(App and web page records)
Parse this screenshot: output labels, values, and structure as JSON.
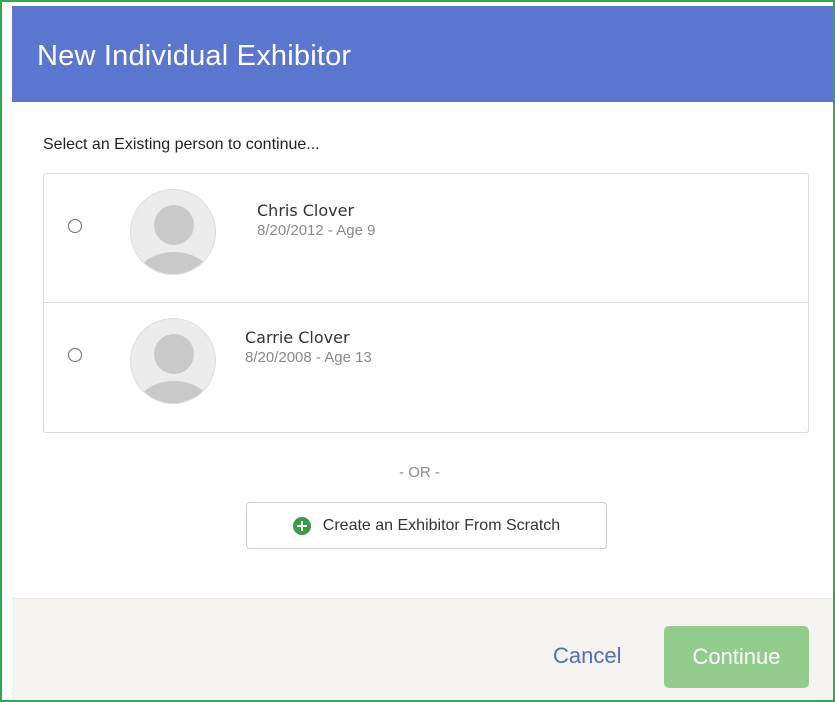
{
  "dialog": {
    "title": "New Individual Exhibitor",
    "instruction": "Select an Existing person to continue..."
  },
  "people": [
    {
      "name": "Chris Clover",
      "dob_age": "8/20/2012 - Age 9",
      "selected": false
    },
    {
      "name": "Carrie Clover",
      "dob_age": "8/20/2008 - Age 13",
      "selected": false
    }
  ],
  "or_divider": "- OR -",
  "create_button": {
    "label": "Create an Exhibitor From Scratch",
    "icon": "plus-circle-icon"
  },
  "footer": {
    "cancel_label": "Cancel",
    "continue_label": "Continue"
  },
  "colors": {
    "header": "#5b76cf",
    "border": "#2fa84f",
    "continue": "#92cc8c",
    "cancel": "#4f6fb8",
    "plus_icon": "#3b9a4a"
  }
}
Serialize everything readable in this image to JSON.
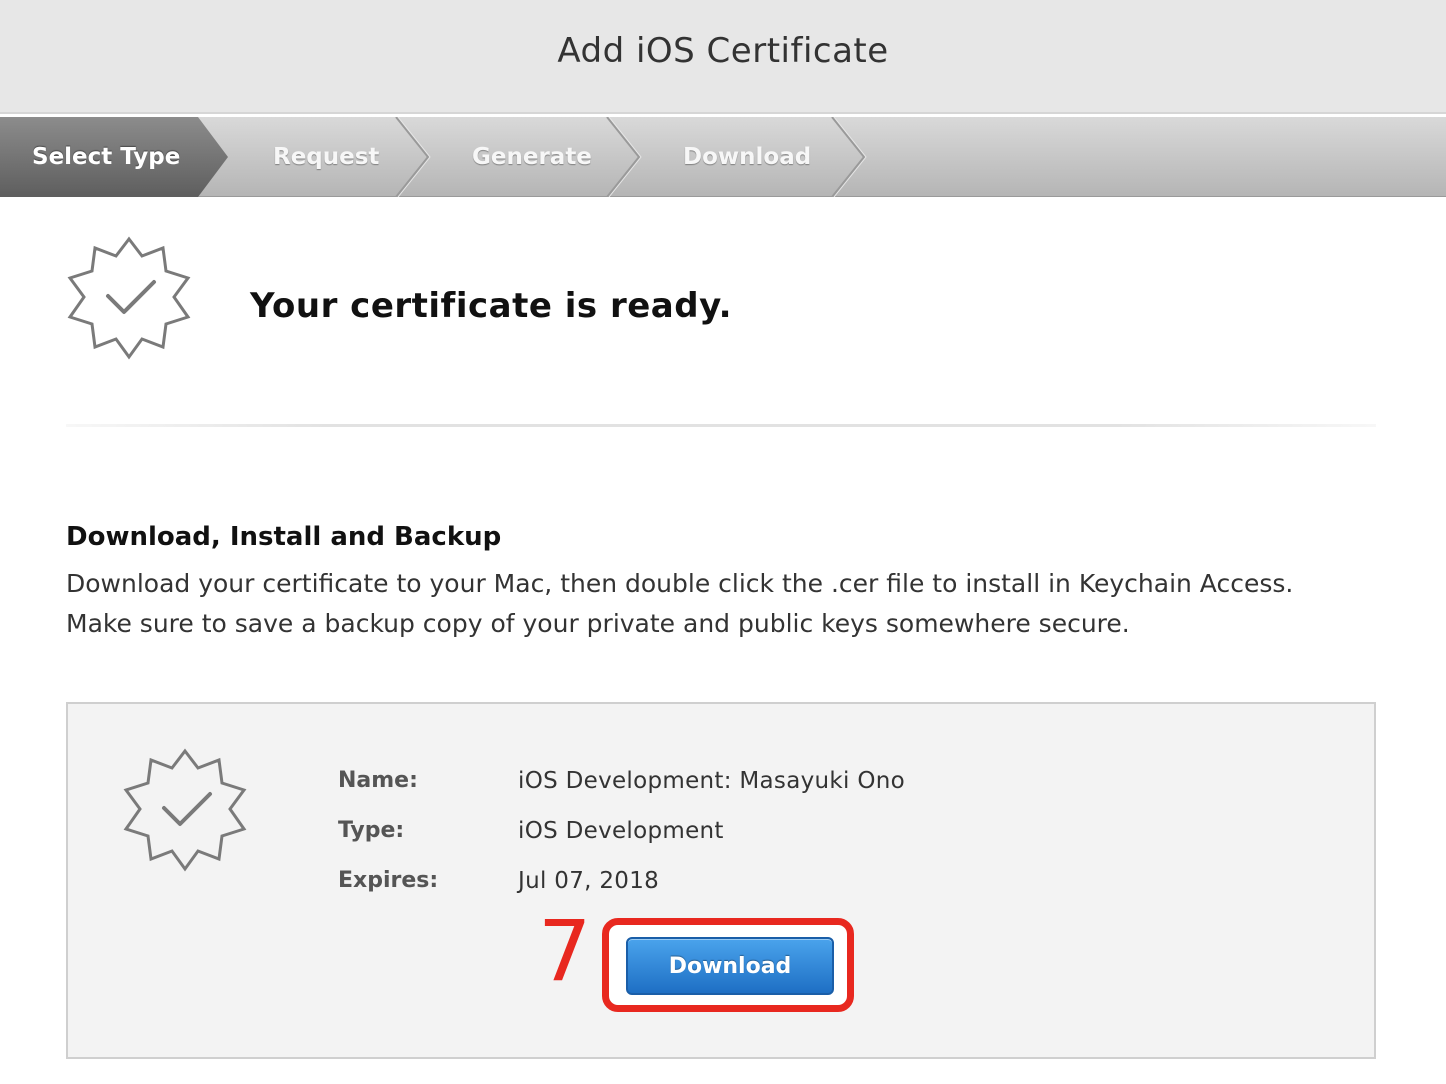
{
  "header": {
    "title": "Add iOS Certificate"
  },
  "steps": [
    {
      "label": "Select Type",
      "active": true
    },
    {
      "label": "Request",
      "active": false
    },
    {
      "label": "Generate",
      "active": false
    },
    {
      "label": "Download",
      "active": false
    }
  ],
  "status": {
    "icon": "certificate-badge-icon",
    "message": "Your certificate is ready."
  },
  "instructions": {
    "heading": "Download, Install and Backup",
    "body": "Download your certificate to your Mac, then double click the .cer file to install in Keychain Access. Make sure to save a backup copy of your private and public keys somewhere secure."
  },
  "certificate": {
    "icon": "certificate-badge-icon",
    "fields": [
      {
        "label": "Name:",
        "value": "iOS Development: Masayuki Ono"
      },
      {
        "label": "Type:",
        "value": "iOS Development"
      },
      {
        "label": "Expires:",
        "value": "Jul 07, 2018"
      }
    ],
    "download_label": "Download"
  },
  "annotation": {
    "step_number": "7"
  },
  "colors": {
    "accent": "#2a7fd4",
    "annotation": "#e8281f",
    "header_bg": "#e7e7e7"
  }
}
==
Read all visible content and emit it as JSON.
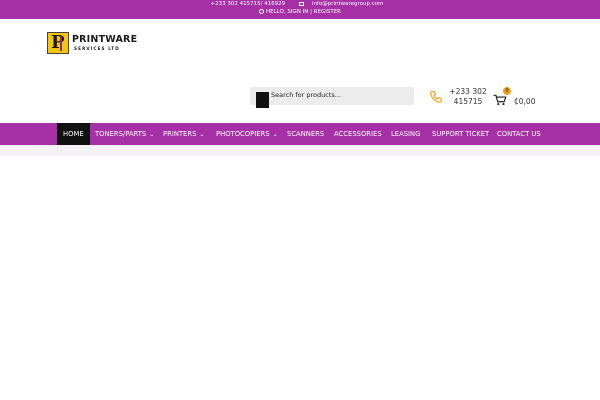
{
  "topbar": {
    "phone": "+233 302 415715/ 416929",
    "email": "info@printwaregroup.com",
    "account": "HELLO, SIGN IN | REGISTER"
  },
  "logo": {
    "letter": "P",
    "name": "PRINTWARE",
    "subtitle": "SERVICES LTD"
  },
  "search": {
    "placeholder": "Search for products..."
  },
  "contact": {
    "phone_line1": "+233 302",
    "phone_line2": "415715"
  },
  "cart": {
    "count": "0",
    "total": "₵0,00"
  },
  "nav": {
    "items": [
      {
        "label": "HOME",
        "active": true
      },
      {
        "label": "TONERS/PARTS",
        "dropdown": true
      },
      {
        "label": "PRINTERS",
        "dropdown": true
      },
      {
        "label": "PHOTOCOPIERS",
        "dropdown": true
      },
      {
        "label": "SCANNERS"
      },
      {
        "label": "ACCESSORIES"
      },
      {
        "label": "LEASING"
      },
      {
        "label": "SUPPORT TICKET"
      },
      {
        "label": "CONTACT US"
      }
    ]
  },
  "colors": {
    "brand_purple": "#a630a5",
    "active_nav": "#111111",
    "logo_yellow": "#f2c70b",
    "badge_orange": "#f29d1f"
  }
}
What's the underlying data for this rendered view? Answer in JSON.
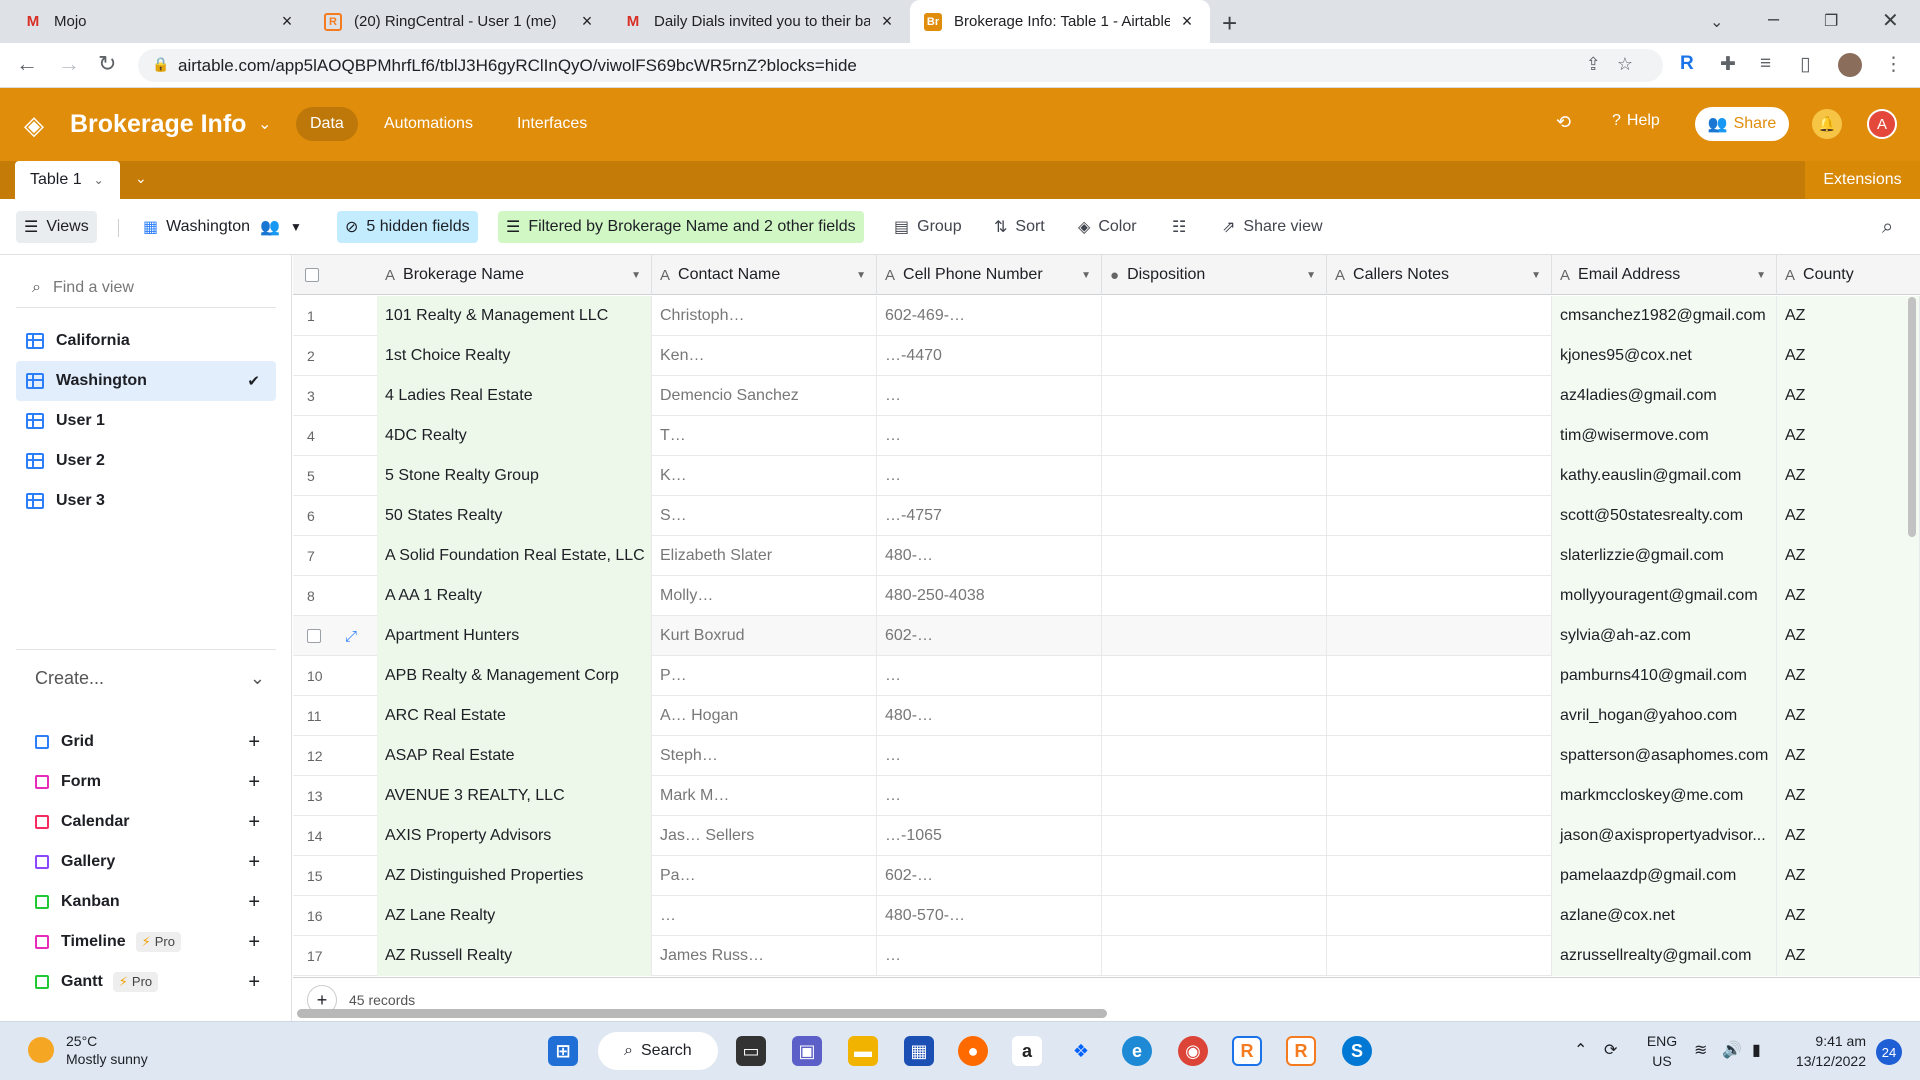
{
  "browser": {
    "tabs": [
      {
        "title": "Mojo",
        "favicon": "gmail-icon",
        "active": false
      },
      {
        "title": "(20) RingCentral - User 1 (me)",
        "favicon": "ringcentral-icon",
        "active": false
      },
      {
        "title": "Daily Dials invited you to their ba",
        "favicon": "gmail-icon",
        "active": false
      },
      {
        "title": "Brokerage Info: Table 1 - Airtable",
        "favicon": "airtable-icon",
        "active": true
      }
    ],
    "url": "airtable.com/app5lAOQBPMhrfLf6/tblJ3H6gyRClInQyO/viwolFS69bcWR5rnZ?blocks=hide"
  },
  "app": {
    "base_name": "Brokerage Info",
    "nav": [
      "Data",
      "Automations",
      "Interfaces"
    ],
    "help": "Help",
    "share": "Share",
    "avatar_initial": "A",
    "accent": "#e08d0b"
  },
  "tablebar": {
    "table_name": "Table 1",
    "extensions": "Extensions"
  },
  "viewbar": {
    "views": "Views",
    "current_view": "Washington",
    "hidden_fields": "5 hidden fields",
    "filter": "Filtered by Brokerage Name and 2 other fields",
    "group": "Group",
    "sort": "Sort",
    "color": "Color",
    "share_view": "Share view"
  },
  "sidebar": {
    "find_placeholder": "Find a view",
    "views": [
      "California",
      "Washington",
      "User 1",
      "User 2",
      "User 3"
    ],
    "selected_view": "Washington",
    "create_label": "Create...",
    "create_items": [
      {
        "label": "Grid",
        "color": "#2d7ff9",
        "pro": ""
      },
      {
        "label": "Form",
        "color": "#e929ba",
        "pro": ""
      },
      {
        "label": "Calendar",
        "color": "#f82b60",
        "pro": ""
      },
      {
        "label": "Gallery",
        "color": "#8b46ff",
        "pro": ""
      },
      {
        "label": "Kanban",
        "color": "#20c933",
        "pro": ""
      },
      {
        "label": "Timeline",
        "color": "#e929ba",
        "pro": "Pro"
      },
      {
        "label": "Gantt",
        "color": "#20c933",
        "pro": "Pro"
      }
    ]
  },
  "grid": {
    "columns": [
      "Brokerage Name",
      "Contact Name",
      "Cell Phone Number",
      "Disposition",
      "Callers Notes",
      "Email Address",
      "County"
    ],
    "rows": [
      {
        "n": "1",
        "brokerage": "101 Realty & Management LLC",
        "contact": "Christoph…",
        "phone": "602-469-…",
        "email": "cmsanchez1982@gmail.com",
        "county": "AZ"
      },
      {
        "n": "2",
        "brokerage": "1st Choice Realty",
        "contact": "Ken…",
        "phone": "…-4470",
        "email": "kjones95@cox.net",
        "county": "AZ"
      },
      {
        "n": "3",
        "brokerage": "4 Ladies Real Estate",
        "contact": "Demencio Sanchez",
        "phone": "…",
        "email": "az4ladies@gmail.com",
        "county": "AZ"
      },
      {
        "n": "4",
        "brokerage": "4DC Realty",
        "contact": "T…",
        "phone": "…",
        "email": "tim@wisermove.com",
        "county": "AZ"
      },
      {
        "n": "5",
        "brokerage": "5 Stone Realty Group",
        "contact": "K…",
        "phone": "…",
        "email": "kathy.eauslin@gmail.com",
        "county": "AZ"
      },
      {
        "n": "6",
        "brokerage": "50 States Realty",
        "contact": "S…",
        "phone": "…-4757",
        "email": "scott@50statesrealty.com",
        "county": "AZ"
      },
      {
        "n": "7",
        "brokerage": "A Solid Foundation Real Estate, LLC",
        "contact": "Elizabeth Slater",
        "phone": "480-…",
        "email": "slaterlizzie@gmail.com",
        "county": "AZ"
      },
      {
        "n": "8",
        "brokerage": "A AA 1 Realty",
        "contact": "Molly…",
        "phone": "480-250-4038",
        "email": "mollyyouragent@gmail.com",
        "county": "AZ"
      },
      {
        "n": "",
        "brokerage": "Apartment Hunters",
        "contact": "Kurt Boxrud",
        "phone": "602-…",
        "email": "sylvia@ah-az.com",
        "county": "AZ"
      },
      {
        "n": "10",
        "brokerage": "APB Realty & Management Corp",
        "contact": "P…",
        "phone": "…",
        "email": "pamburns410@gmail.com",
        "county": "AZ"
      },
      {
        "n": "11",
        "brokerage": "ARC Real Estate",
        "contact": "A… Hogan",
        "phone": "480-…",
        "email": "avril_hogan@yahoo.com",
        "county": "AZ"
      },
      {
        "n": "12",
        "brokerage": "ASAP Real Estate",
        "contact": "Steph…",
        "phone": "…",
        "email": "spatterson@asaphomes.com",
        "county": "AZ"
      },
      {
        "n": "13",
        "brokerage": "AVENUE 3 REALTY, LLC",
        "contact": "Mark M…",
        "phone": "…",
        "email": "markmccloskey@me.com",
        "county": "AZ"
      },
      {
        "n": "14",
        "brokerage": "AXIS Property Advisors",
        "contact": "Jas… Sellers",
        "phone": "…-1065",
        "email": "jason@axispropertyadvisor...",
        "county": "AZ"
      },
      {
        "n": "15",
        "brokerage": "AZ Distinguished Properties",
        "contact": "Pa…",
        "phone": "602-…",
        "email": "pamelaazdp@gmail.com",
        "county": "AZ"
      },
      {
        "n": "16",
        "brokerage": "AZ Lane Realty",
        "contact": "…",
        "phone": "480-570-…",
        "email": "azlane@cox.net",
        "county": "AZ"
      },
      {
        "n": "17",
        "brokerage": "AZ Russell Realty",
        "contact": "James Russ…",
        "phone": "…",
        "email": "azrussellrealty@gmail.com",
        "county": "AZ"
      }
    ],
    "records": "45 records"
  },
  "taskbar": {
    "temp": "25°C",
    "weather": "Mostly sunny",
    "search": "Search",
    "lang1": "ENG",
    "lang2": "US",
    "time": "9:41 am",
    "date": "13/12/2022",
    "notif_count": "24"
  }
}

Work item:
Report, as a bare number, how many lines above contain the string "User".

Solution below:
4